*** Begin section ***
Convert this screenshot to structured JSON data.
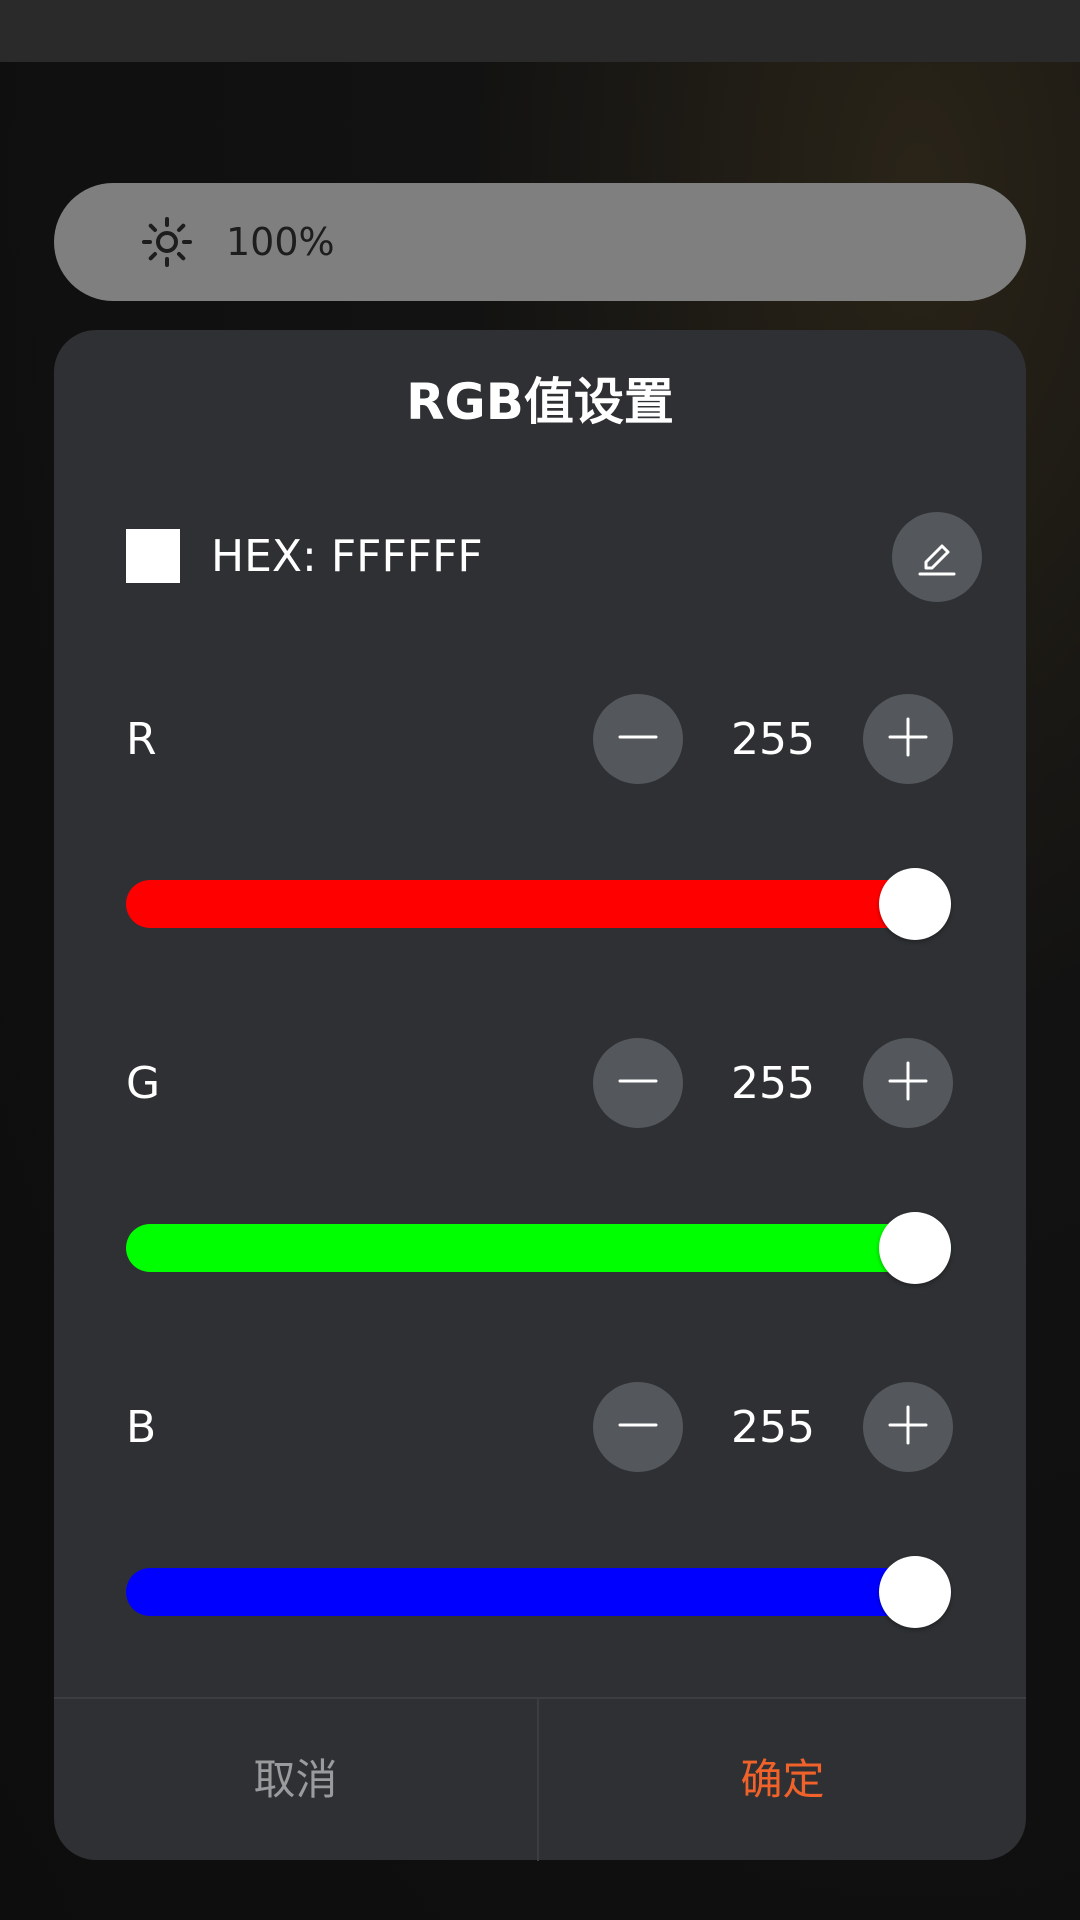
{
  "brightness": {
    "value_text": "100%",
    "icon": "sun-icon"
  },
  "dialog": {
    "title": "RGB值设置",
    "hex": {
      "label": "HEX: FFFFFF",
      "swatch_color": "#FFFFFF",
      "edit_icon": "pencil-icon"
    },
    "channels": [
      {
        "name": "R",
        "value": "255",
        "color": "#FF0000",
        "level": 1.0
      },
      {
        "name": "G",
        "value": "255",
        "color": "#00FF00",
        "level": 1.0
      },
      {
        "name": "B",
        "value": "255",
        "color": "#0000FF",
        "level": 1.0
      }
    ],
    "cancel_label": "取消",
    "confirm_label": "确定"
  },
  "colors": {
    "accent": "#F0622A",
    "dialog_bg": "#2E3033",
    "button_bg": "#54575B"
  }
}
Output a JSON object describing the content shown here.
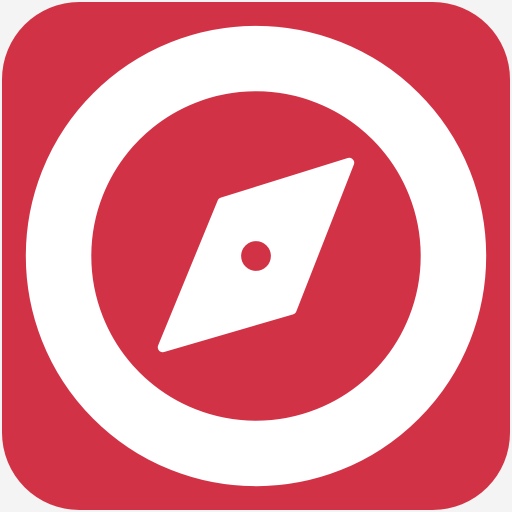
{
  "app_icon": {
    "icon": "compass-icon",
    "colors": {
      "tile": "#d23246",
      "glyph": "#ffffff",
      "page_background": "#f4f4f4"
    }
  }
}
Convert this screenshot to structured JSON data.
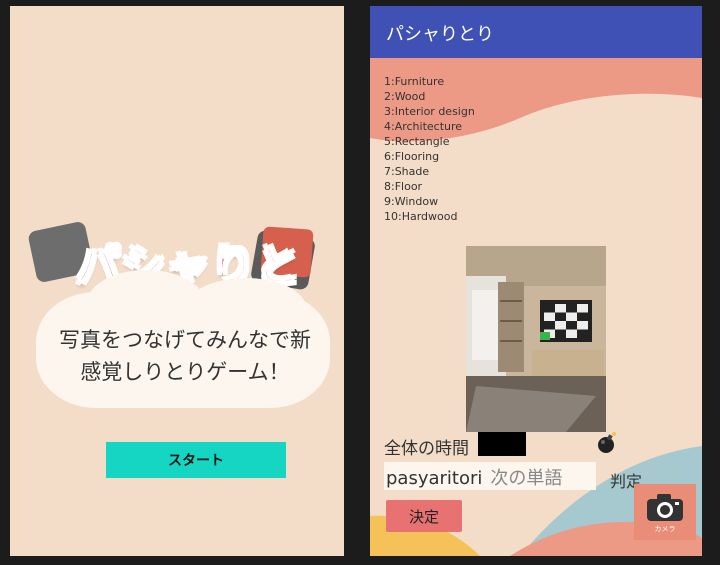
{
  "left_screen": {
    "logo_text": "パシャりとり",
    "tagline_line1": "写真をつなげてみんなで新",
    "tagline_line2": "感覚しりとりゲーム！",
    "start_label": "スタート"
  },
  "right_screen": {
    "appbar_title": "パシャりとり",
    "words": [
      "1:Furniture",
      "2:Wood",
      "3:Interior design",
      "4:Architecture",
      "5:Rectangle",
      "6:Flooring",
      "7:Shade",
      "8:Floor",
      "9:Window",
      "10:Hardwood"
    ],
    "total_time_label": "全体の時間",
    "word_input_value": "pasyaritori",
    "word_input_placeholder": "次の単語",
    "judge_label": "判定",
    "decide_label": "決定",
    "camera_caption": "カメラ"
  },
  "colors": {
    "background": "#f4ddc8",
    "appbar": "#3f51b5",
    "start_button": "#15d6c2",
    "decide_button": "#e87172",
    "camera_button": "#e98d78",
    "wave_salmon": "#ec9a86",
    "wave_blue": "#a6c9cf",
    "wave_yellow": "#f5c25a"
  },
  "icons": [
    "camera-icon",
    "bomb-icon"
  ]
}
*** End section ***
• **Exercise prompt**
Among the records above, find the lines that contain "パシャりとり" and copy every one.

• **Written answer**
    "logo_text": "パシャりとり",
    "appbar_title": "パシャりとり",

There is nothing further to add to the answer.